Food Standards Australia New Zealand (FSANZ) is the regulatory agency responsible for the development of food standards in Australia and New Zealand. The main office (approximately 120 staff) is located in Canberra (in the Australian Capital Territory) and the smaller New Zealand office (approximately 15 staff) is located in Wellington on the North Island.
The Food Standards Australia New Zealand Act 1991 establishes the mechanisms for the development and variation of joint food regulatory measures and creates FSANZ as the agency responsible for the development and maintenance of a joint Australia New Zealand Food Standards Code (the Code). The Code is read in conjunction with corresponding NZ and State & Territory food legislation as well as other appropriate legislative requirements (e.g. Trade Practices; Fair Trading). Within the Code, Standard 1.5.2 deals with Foods produced using Gene Technology.
Applicants seeking to have a GM food approved, request a variation to Std 1.5.2 to have the GM food (from a particular line) included in the Schedule to Std 1.5.2. Only those GM foods listed in the Schedule can legally enter the food supply.
An Application Handbook provides information that is required to make an application to vary the Code. This Handbook is a legal document and therefore the specified mandatory information must be supplied.
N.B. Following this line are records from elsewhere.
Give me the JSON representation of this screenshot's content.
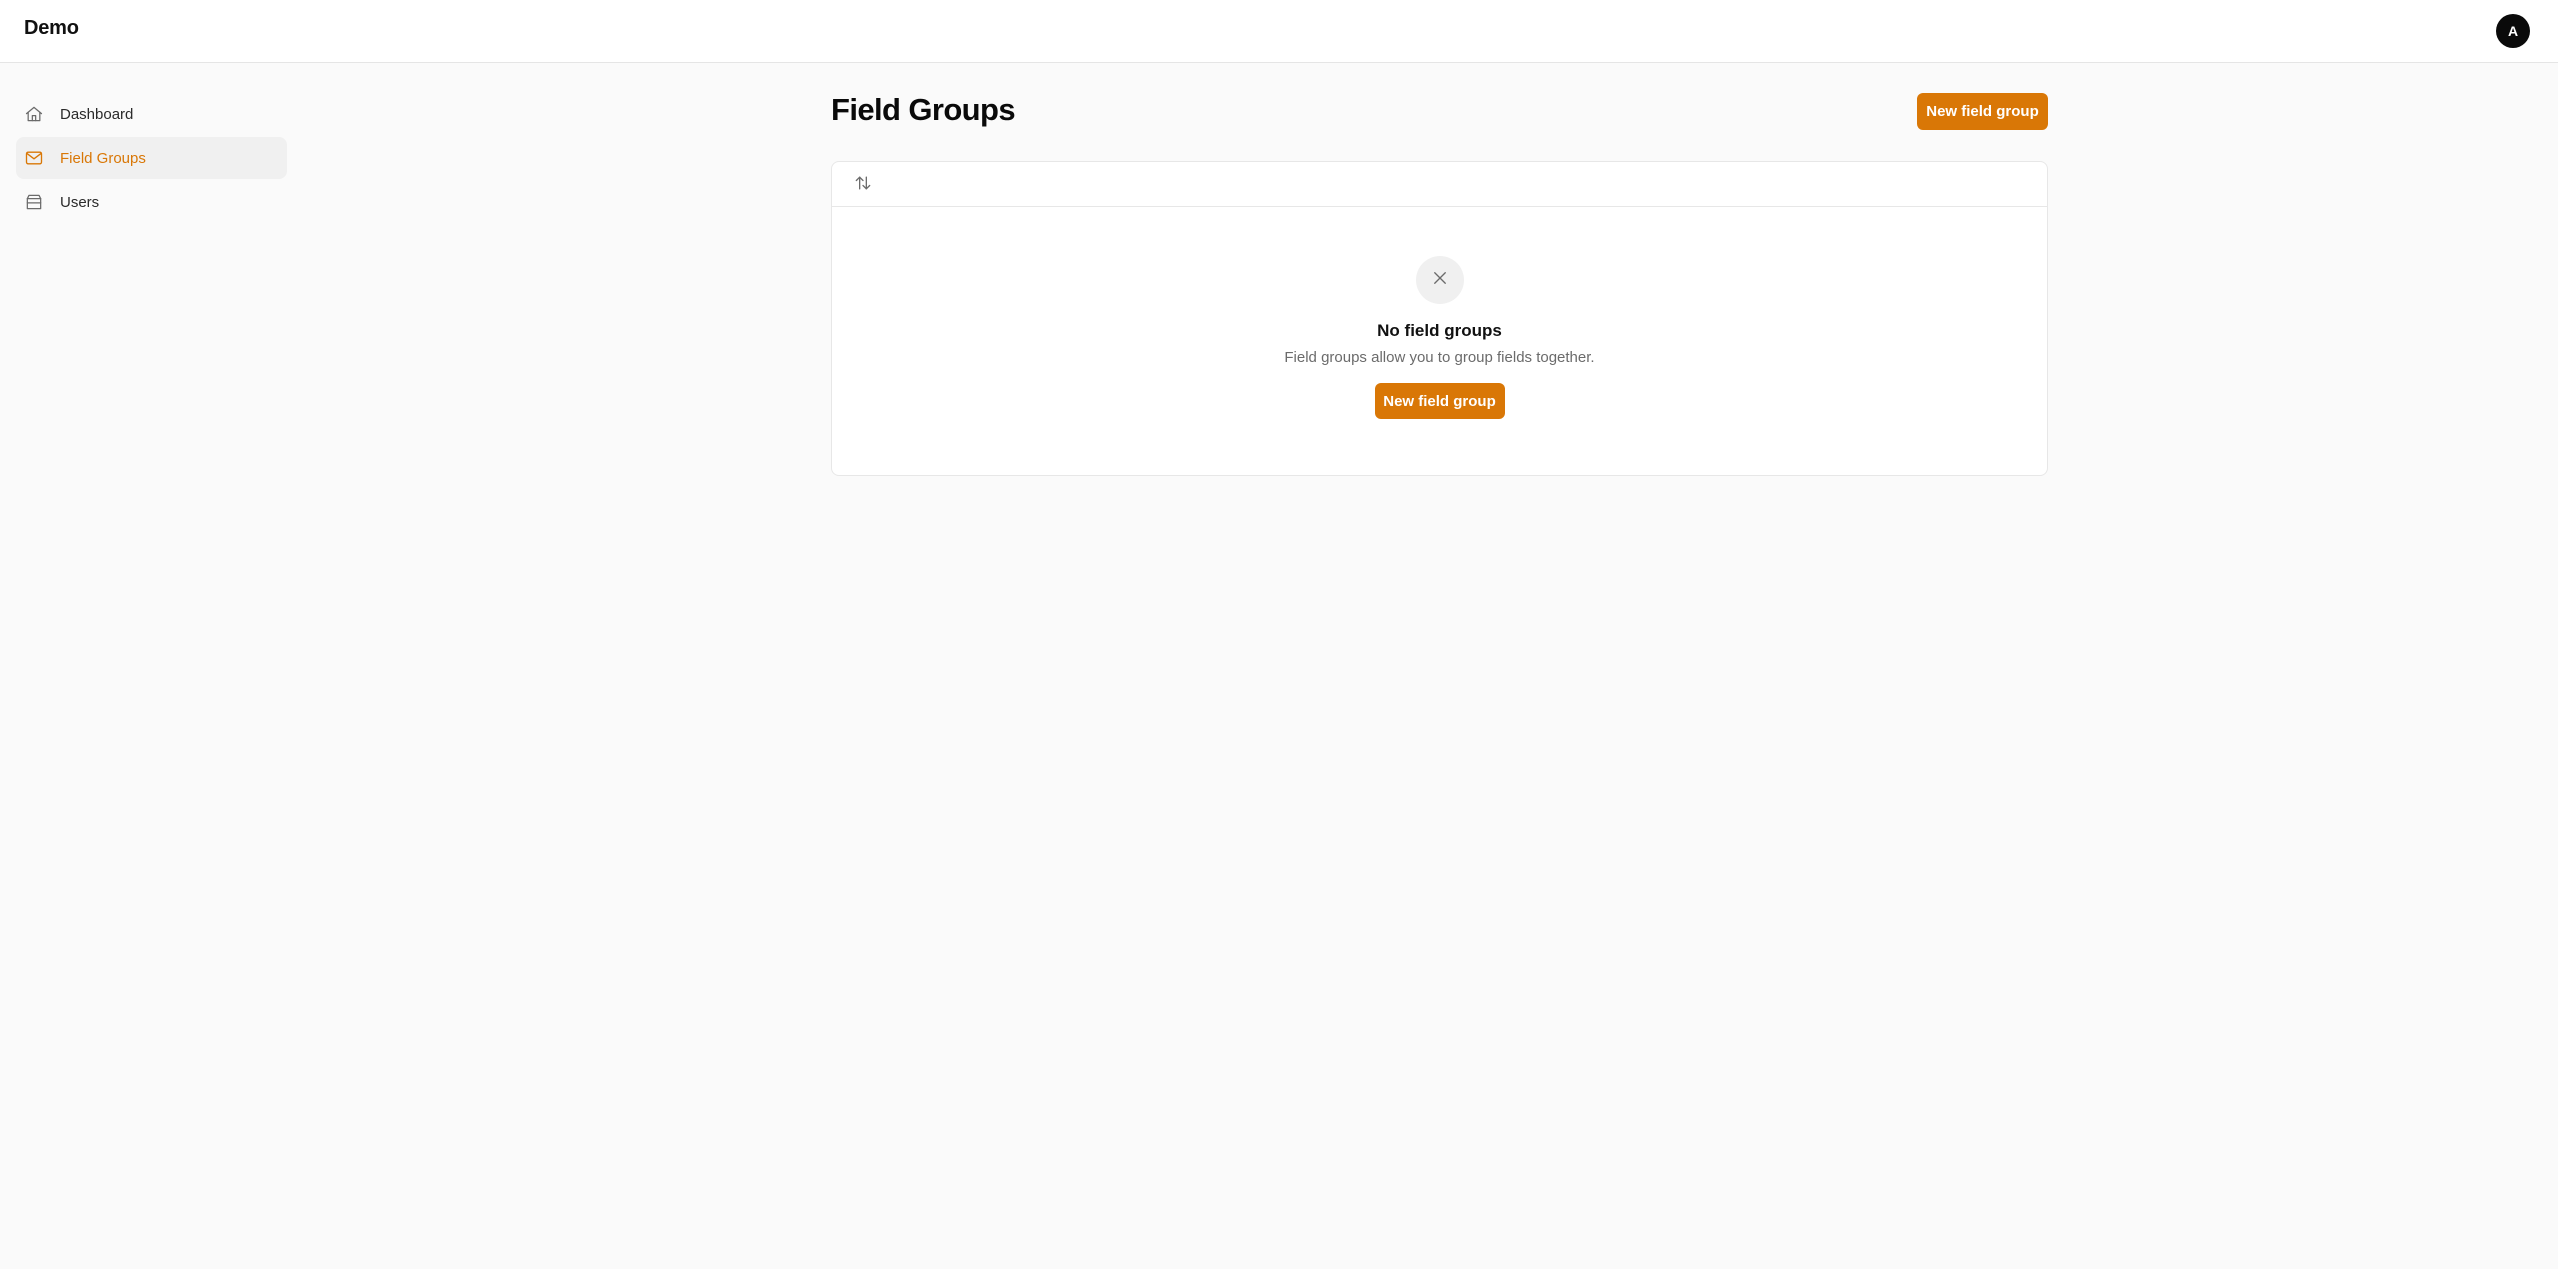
{
  "app": {
    "title": "Demo",
    "avatar_initial": "A"
  },
  "sidebar": {
    "items": [
      {
        "label": "Dashboard",
        "icon": "home-icon",
        "active": false
      },
      {
        "label": "Field Groups",
        "icon": "mail-icon",
        "active": true
      },
      {
        "label": "Users",
        "icon": "archive-box-icon",
        "active": false
      }
    ]
  },
  "main": {
    "page_title": "Field Groups",
    "new_button_label": "New field group",
    "toolbar": {
      "sort_icon": "sort-arrows-icon"
    },
    "empty_state": {
      "icon": "close-icon",
      "title": "No field groups",
      "description": "Field groups allow you to group fields together.",
      "button_label": "New field group"
    }
  },
  "colors": {
    "accent": "#d97706",
    "background": "#fafafa",
    "surface": "#ffffff",
    "border": "#e5e5e5"
  }
}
For GM foods, there is also a Guidance Document that, as the name suggests, provides applicants with further details and background information on the data needed for the safety assessment of GM foods.
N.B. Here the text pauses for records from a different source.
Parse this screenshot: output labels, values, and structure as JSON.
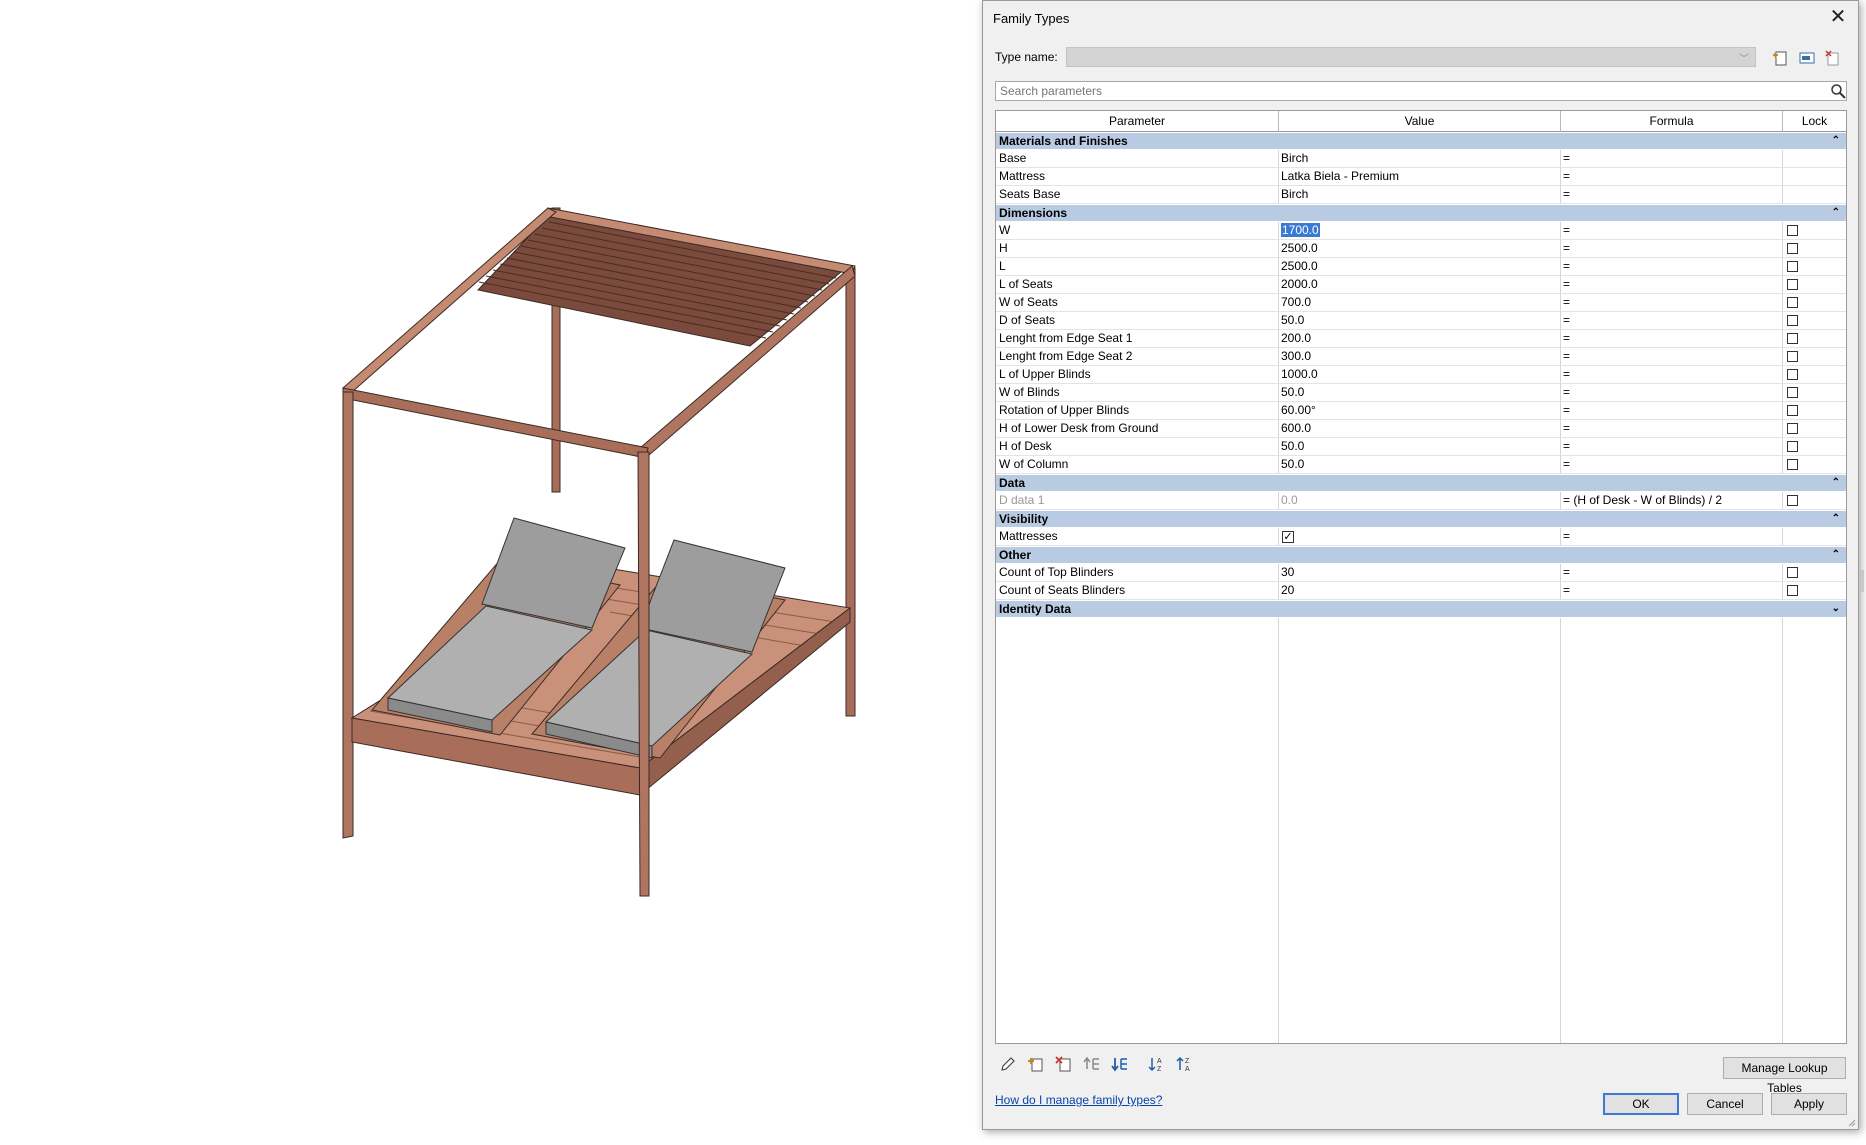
{
  "dialog": {
    "title": "Family Types",
    "type_name_label": "Type name:",
    "type_name_value": "",
    "search_placeholder": "Search parameters",
    "columns": [
      "Parameter",
      "Value",
      "Formula",
      "Lock"
    ],
    "groups": [
      {
        "name": "Materials and Finishes",
        "collapsed": false
      },
      {
        "name": "Dimensions",
        "collapsed": false
      },
      {
        "name": "Data",
        "collapsed": false
      },
      {
        "name": "Visibility",
        "collapsed": false
      },
      {
        "name": "Other",
        "collapsed": false
      },
      {
        "name": "Identity Data",
        "collapsed": true
      }
    ],
    "materials": [
      {
        "param": "Base",
        "value": "Birch",
        "formula": "="
      },
      {
        "param": "Mattress",
        "value": "Latka Biela - Premium",
        "formula": "="
      },
      {
        "param": "Seats Base",
        "value": "Birch",
        "formula": "="
      }
    ],
    "dimensions": [
      {
        "param": "W",
        "value": "1700.0",
        "formula": "="
      },
      {
        "param": "H",
        "value": "2500.0",
        "formula": "="
      },
      {
        "param": "L",
        "value": "2500.0",
        "formula": "="
      },
      {
        "param": "L of Seats",
        "value": "2000.0",
        "formula": "="
      },
      {
        "param": "W of Seats",
        "value": "700.0",
        "formula": "="
      },
      {
        "param": "D of Seats",
        "value": "50.0",
        "formula": "="
      },
      {
        "param": "Lenght from Edge Seat 1",
        "value": "200.0",
        "formula": "="
      },
      {
        "param": "Lenght from Edge Seat 2",
        "value": "300.0",
        "formula": "="
      },
      {
        "param": "L of Upper Blinds",
        "value": "1000.0",
        "formula": "="
      },
      {
        "param": "W of Blinds",
        "value": "50.0",
        "formula": "="
      },
      {
        "param": "Rotation of Upper Blinds",
        "value": "60.00°",
        "formula": "="
      },
      {
        "param": "H of Lower Desk from Ground",
        "value": "600.0",
        "formula": "="
      },
      {
        "param": "H of Desk",
        "value": "50.0",
        "formula": "="
      },
      {
        "param": "W of Column",
        "value": "50.0",
        "formula": "="
      }
    ],
    "data": [
      {
        "param": "D data 1",
        "value": "0.0",
        "formula": "= (H of Desk - W of Blinds) / 2"
      }
    ],
    "visibility": [
      {
        "param": "Mattresses",
        "checked": true,
        "formula": "="
      }
    ],
    "other": [
      {
        "param": "Count of Top Blinders",
        "value": "30",
        "formula": "="
      },
      {
        "param": "Count of Seats Blinders",
        "value": "20",
        "formula": "="
      }
    ],
    "manage_lookup_label": "Manage Lookup Tables",
    "help_link": "How do I manage family types?",
    "ok_label": "OK",
    "cancel_label": "Cancel",
    "apply_label": "Apply"
  },
  "model": {
    "description_icon": "daybed-3d-model",
    "wood_color": "#b98068",
    "cushion_color": "#9d9d9d"
  }
}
The assessment process must be completed within a statutory timeframe (9 - 12 months depending on the complexity of the application) and involves at least one public consultation period. All GM applications involve an Exclusive Capturable Commercial Benefit i.e. applicants are required to pay a fee (outlined in the Application Handbook).
Following the last public consultation, an Approval Report is prepared and is considered by the FSANZ Board who make a decision about whether the requested variation to the Code should be approved or not. The Board's decision is then passed on to the Legislative and Governance Forum on Food Regulation (the Forum), a committee comprising senior goevernment Ministers from Australia and NZ. This Committee has approximately 2 months to review the Board's decision. If the Board's approval is accepted by the Forum, the approval is then gazetted and becomes law.
FSANZ does not:
Separately assess food from stacked event lines where food from the GM parents has already been approved;
Mandate notification of stacked events by developers;
Notify the public of stacked event ‘approvals’;
List food derived from stacked event lines in the Code, unless the stacked event line has been separately assessed as a single line e.g. Application A518: MXB-13 cotton (DAS-21023-5 x DAS-24236-5)
Contact details of the competent authority(s) responsible for the safety assessment and the product applicant:
Food Standards Australia New Zealand (FSANZ) (http://www.foodstandards.gov.au)